* **Task**
Give only the number of lines in the records that include "Model".

== Segment start ==

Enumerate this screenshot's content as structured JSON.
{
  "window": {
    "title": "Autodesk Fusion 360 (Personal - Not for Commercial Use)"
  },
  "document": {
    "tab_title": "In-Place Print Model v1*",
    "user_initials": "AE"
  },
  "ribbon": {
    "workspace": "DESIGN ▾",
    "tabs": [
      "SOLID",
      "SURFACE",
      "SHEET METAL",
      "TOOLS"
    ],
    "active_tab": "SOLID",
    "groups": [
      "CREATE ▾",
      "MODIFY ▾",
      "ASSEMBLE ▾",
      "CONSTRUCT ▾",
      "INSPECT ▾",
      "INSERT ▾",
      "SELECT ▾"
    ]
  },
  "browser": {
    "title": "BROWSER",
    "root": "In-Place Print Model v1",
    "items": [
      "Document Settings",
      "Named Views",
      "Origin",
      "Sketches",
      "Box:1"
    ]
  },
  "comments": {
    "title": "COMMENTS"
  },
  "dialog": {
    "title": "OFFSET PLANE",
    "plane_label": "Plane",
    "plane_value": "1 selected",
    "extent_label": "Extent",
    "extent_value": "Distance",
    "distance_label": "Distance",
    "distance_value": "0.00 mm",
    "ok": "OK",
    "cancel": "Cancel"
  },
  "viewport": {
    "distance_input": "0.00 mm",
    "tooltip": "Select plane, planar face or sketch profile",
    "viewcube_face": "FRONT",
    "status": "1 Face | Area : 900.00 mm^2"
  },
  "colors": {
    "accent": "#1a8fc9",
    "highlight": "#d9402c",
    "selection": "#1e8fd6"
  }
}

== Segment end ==

* **Problem solution**
2